Additionally, the legalization of marijuana has led to normalization of behavior that in my professional opinion is strongly impacting our youth. Despite sales being legally restricted to those ages 21 and over, the Healthy Kids Survey of 2015 shows:  16% of Pueblo High School kids under the age of 13 have tried marijuana, 30% of high school kids had smoked within 30 days of the survey, 64% feel that it would be easy or very easy to get marijuana, and that 6.3 and 6.6% of respondents have used heroin and methamphetamines respectively, compared to 2% for the rest of Colorado. The number of ED visits for cannabis hyperemesis syndrome, accidental

Cannabis Hyperemesis Syndrome is an illness that is sending marijuana users to ER rooms.

pediatric ingestions, accidental adult ingestions and psychosis have sharply risen. There has been an increase in the number of babies testing positive for marijuana at birth (many internet and dispensaries are now recommending marijuana for nausea in pregnancy).

The potency of marijuana has risen tremendously since legalization, which is also a cause for significant concern.
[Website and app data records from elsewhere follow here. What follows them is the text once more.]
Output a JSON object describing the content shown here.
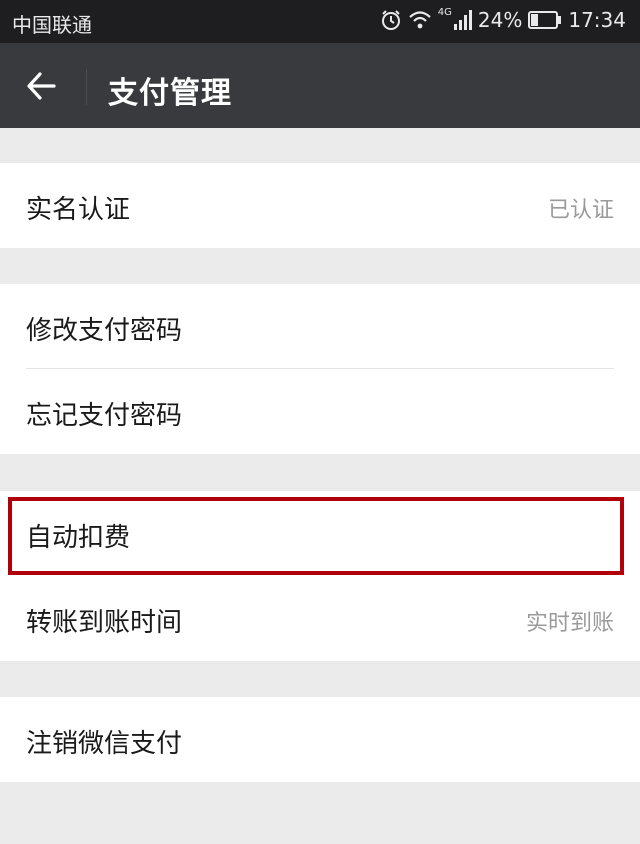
{
  "status_bar": {
    "carrier": "中国联通",
    "network": "4G",
    "battery": "24%",
    "time": "17:34",
    "icons": [
      "alarm-icon",
      "wifi-icon",
      "signal-icon",
      "battery-icon"
    ]
  },
  "header": {
    "title": "支付管理",
    "back_icon": "back-arrow-icon"
  },
  "groups": [
    {
      "rows": [
        {
          "label": "实名认证",
          "value": "已认证"
        }
      ]
    },
    {
      "rows": [
        {
          "label": "修改支付密码",
          "value": ""
        },
        {
          "label": "忘记支付密码",
          "value": ""
        }
      ]
    },
    {
      "rows": [
        {
          "label": "自动扣费",
          "value": ""
        },
        {
          "label": "转账到账时间",
          "value": "实时到账"
        }
      ]
    },
    {
      "rows": [
        {
          "label": "注销微信支付",
          "value": ""
        }
      ]
    }
  ],
  "colors": {
    "status_bar_bg": "#1e1e20",
    "title_bar_bg": "#383a3d",
    "page_bg": "#ebebeb",
    "highlight": "#b0000a"
  }
}
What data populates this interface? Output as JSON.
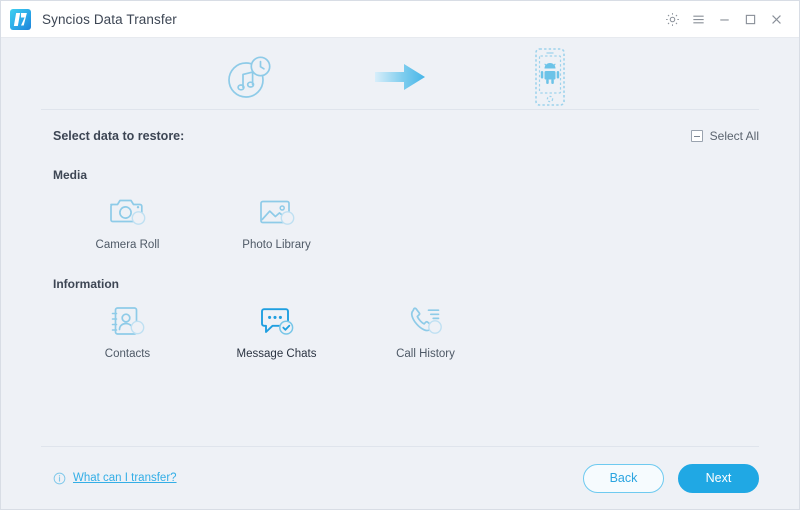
{
  "window": {
    "title": "Syncios Data Transfer",
    "logo_icon": "syncios-logo-icon",
    "controls": [
      {
        "name": "settings-button",
        "icon": "gear-icon"
      },
      {
        "name": "menu-button",
        "icon": "hamburger-menu-icon"
      },
      {
        "name": "minimize-button",
        "icon": "minimize-icon"
      },
      {
        "name": "maximize-button",
        "icon": "maximize-icon"
      },
      {
        "name": "close-button",
        "icon": "close-icon"
      }
    ]
  },
  "flow": {
    "source_icon": "backup-music-clock-icon",
    "arrow_icon": "arrow-right-icon",
    "target_icon": "android-phone-icon"
  },
  "select_bar": {
    "title": "Select data to restore:",
    "select_all_label": "Select All",
    "select_all_state": "indeterminate",
    "select_all_icon": "checkbox-indeterminate-icon"
  },
  "groups": [
    {
      "title": "Media",
      "items": [
        {
          "label": "Camera Roll",
          "icon": "camera-icon",
          "selected": false
        },
        {
          "label": "Photo Library",
          "icon": "photo-library-icon",
          "selected": false
        }
      ]
    },
    {
      "title": "Information",
      "items": [
        {
          "label": "Contacts",
          "icon": "contacts-icon",
          "selected": false
        },
        {
          "label": "Message Chats",
          "icon": "message-chats-icon",
          "selected": true
        },
        {
          "label": "Call History",
          "icon": "call-history-icon",
          "selected": false
        }
      ]
    }
  ],
  "footer": {
    "help_label": "What can I transfer?",
    "help_icon": "info-icon",
    "back_label": "Back",
    "next_label": "Next"
  },
  "colors": {
    "accent": "#20a8e4",
    "icon_idle": "#8ecbe8",
    "icon_selected": "#1f9fe0",
    "link": "#33aee6",
    "page_bg": "#eef1f6",
    "titlebar_bg": "#ffffff"
  }
}
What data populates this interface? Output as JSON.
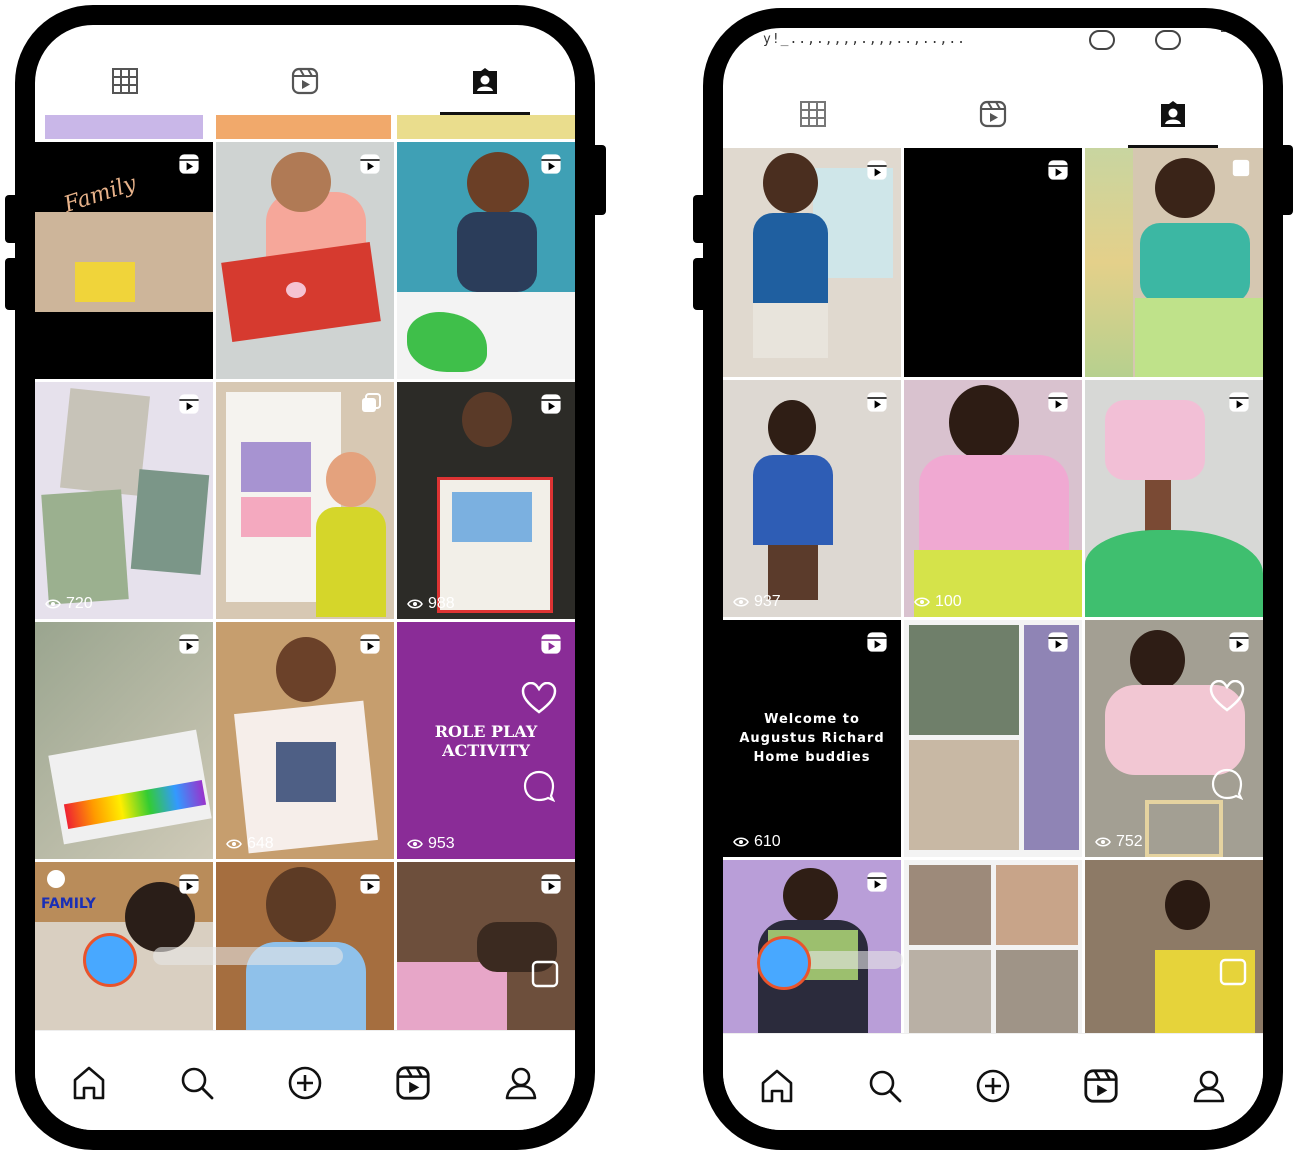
{
  "left_phone": {
    "tab_icons": [
      "grid-icon",
      "reels-icon",
      "tagged-icon"
    ],
    "tiles": [
      {
        "name": "tile-family-video",
        "views": "",
        "text": "Family",
        "reel": true
      },
      {
        "name": "tile-dont-forget-card",
        "views": "",
        "text": "",
        "reel": true
      },
      {
        "name": "tile-painting-boy",
        "views": "",
        "text": "",
        "reel": true
      },
      {
        "name": "tile-photo-collage",
        "views": "720",
        "text": "",
        "reel": true
      },
      {
        "name": "tile-house-drawing",
        "views": "",
        "text": "",
        "reel": false
      },
      {
        "name": "tile-my-home-poster",
        "views": "988",
        "text": "",
        "reel": true
      },
      {
        "name": "tile-crayons",
        "views": "",
        "text": "",
        "reel": true
      },
      {
        "name": "tile-family-photo-frame",
        "views": "648",
        "text": "",
        "reel": true
      },
      {
        "name": "tile-role-play-activity",
        "views": "953",
        "text": "ROLE PLAY\nACTIVITY",
        "reel": true
      },
      {
        "name": "tile-family-craft",
        "views": "",
        "text": "FAMILY",
        "reel": true
      },
      {
        "name": "tile-boy-activity",
        "views": "",
        "text": "",
        "reel": true
      },
      {
        "name": "tile-hands-craft",
        "views": "",
        "text": "",
        "reel": true
      }
    ],
    "nav_icons": [
      "home-icon",
      "search-icon",
      "create-icon",
      "reels-icon",
      "profile-icon"
    ]
  },
  "right_phone": {
    "status_text": "y!_..,.,,,,.,,,..,..,..",
    "tab_icons": [
      "grid-icon",
      "reels-icon",
      "tagged-icon"
    ],
    "tiles": [
      {
        "name": "tile-sup-boy",
        "views": "",
        "text": "",
        "reel": true
      },
      {
        "name": "tile-black",
        "views": "",
        "text": "",
        "reel": true
      },
      {
        "name": "tile-girl-collage",
        "views": "",
        "text": "",
        "reel": false
      },
      {
        "name": "tile-boy-blue-sweater",
        "views": "937",
        "text": "",
        "reel": true
      },
      {
        "name": "tile-girl-pink",
        "views": "100",
        "text": "",
        "reel": true
      },
      {
        "name": "tile-tree-craft",
        "views": "",
        "text": "",
        "reel": true
      },
      {
        "name": "tile-welcome",
        "views": "610",
        "text": "Welcome to\nAugustus Richard\nHome buddies",
        "reel": true
      },
      {
        "name": "tile-kids-collage",
        "views": "",
        "text": "",
        "reel": true
      },
      {
        "name": "tile-girl-floor",
        "views": "752",
        "text": "",
        "reel": true
      },
      {
        "name": "tile-girl-purple",
        "views": "",
        "text": "",
        "reel": true
      },
      {
        "name": "tile-kids-frames",
        "views": "",
        "text": "",
        "reel": false
      },
      {
        "name": "tile-girl-yellow-card",
        "views": "",
        "text": "",
        "reel": false
      }
    ],
    "nav_icons": [
      "home-icon",
      "search-icon",
      "create-icon",
      "reels-icon",
      "profile-icon"
    ]
  },
  "colors": {
    "frame": "#000000",
    "fab": "#48a8ff",
    "fab_border": "#e9542c",
    "role_play_bg": "#8a2c97"
  }
}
Almost all of what we do know about marijuana is based on studies where the marijuana was 1-3 mg of THC. Currently, dabbing provides 80-90 mg of THC; edibles provide 10 mg THC per bite and are frequently packaged in quantities to total 100 mg of THC.  Fortunately, legislation has passed so that edibles must be packaged in safety packages and can no longer be sold as appealing candy gummies, suckers, etc.  Currently, law requires that chocolate be labeled with a stamp and dose quantity but it still looks like a chocolate bar to a child.

Ads and claims to the health benefits of marijuana are rampant on the internet with reported cures for almost every ailment, yet there is very little research, if any to support those “health benefits” and frequently people come to the area with a disease process (for instance, Parkinson’s disease) and purchase marijuana.  Many of those looking for cures are seniors who are not toleratant to the dosage/strength of the current marijuana being marked and they come to the ED with side effects.

suicide-risk
Some people compare medical marijuana sellers to snake oil dealers of the 19th century. Certainly, the “snake bites” from the marijuana industry against those who disagree are brutal.

I deeply appreciate having been given a platform to share my experiences with you today, and I strongly encourage the physicians of Vermont to consider the broader medical, economic, and social ramifications of the legalization of marijuana.

Thank you for your attention,                                                                                 Dr. Karen Randall, FAAEM                                                                          Southern Colorado Emergency Medicine Associates                             Pueblo Colorado

Dr. Randall presented her experiences at a press conference in Pueblo on October 20, 2016.

To watch the Press Conference of May 18, Orca Media presents the proceedings of the entire Press Conference.